CouchSurfing is not a dating website. We use CS for new experiences, and to meet new people. When searching for a host, you read their profile thoroughly, and if you really think you have something in common with them, you send a request. The community is, again, built on honesty and respect, so on the very off-chance someone does make you uncomfortable, you stand up, look them in the eye and say “I’m sorry, but this is not working for me. I’m going to stay somewhere else tonight.” It’s never happened to me, like never anything close to that, but it can happen. And when it does, you stay assertive and stand up for yourself. It’s a skill we should all have. And lastly, when bad things do happen, it’s plastered right on the person’s profile, and hopefully exiles them from the community entirely.
So yea, that’s my pitch. Please let me know if you have more questions, and I’ll be more than happy to answer them.
A lot of people I know are bored with their lives, and/or really want to travel. If this is you, and traveling is not an option right now, I couldn’t recommend CouchSurfing much more highly. It’s an incredible avenue for meeting new people, speaking other languages, doing funky things, and simply interacting with others interested in the very same stuff. Seriously, if you’re bored, check out your city’s next weekly CS meeting. It’ll be you, new people who want to be your friend, a bar, and drinks. It’s college all over again – with a bit more diversity.

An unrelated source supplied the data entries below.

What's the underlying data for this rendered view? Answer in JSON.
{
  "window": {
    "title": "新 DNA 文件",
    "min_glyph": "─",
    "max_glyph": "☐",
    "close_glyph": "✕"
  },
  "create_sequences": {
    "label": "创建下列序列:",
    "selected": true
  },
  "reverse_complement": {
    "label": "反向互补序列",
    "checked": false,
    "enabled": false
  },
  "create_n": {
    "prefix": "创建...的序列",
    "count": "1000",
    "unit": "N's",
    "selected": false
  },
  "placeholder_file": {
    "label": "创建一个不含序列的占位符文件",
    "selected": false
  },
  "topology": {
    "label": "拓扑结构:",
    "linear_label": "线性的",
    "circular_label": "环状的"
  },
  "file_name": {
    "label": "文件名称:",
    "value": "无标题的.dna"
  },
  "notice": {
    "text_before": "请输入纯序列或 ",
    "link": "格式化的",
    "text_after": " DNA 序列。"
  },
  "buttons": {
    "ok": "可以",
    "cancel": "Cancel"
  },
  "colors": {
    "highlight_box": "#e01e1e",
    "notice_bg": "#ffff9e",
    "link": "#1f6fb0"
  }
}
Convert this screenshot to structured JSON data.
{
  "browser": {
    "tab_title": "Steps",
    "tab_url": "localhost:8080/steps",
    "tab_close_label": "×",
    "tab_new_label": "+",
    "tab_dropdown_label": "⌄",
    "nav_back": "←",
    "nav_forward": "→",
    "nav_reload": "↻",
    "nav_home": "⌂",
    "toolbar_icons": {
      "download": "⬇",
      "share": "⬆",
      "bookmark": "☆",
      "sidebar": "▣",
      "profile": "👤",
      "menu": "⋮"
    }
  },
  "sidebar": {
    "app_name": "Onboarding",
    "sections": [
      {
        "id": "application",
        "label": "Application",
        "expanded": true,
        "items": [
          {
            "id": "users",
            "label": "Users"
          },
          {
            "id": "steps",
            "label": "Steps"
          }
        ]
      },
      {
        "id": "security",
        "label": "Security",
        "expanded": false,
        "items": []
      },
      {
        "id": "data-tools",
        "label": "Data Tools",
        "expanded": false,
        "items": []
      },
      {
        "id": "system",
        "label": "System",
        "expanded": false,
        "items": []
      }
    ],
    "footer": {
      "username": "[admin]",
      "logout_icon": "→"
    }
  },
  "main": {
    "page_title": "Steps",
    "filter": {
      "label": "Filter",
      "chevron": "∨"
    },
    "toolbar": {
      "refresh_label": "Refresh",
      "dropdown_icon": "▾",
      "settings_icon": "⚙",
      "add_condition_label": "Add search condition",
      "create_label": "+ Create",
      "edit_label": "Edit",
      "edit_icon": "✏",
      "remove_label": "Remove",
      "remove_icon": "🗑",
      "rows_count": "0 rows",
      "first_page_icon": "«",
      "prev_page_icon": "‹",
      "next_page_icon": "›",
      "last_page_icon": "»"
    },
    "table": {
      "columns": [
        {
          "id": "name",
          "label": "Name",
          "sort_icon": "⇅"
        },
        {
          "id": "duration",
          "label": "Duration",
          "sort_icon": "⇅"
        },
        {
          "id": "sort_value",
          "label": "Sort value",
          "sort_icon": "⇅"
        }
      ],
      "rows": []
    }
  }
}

On the flip side, if traveling is an option, or you are currently traveling, please try CouchSurfing. I’ve already explained why, of course. But furthermore, there’s tons of travelers out spanning huge distances, and simply couldn’t afford to do so without CS. I’ve been staying with friends (and sleeping in the car) for the last month in Scandinavia, but if I wasn’t, that’s another $1,000+ out of my pocket. Hostels are really expensive here. So, if money is what’s preventing you from traveling, CouchSurfing is your solution. Accommodation will be your biggest daily cost when traveling, and with CS, you won’t be paying for it. This is how many people are enabled to go do amazing things in bright new places. It’s really cool.
To conclude, I link my CS profile, found here. If you want to make a profile yourself, mine will give you a good idea of how to get started. Additionally, I’d be thrilled to leave you your first reference. So long as you’re not a weirdo with a cold heart.
Once more, I thank you CouchSurfing. For the friends I’ve made and plan to see again, for the hospitality, for the things you’ve taught me, and for the experiences I simply would not have had staying in a hostel. I look so very forward to where you’ll take me in the future.
Heading to Estonia tomorrow to see an old friend from Australia,